A CD, or certificate of deposit, is a type of savings account that keeps money locked up for a set period or term, generally three months to five years. The longer the CD term, the higher the rate tends to be. See this month’s top three-month CD rates.

CD rates are quoted as an annual percentage yield, or APY, which is how much the account earns in one year, including compound interest. Banks generally compound interest monthly or daily. Most CDs have fixed rates, so they won't change as savings account rates tend to.

» See what CDs can earn with our CD calculator

You should get a CD only if you know you won’t need those funds during its term. Pulling money out of a CD before its expiration date will likely result in an early withdrawal fee, which is typically a percentage of the interest earned. With a three-month CD, there’s less of a commitment so you have more opportunities to renew in a given year if you decide you don’t need the money yet.

» Thinking of a longer term for higher yields? Check out our lists of best one-year and best three-year CD rates

It depends on what's more important to you: rates or access to your money. The best CD rates tend to be higher than the best savings account rates, but you sacrifice access to money in CDs. If that doesn't work for you, check out our list of best online savings accounts.

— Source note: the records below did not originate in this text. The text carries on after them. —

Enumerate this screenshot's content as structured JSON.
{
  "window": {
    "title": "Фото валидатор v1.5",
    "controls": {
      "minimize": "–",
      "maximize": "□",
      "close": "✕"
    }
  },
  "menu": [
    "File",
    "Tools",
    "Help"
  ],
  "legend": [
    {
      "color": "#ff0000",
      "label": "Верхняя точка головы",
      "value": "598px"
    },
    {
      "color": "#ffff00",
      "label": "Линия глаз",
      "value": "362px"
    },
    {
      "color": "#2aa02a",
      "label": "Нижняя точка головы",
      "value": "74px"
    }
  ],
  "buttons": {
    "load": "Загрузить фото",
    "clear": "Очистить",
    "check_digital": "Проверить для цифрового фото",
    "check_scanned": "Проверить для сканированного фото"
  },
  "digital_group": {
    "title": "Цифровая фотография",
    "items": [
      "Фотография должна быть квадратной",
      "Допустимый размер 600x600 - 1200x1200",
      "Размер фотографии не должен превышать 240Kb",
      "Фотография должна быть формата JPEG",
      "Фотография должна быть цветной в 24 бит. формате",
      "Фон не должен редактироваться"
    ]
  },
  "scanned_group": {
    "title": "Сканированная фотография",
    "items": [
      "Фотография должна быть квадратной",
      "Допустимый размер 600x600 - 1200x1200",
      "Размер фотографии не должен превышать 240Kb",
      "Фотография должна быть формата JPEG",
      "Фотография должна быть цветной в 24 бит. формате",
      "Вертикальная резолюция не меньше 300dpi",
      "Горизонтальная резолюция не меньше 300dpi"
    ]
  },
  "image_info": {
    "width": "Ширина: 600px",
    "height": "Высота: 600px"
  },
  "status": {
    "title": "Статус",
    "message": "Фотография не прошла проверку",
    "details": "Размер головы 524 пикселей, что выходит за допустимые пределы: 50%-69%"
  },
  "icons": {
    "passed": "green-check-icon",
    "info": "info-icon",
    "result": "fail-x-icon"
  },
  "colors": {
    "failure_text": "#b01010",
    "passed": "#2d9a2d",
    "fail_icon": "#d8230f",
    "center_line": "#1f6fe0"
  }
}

It depends on the level of risk you want to take. Investment, or brokerage, accounts can have higher returns than CDs, but CDs guarantee returns. They're typically federally insured for up to $250,000 and offer fixed interest rates. Brokerage accounts can be riskier since you aren’t protected against losses. See this month’s top three-month CD rates.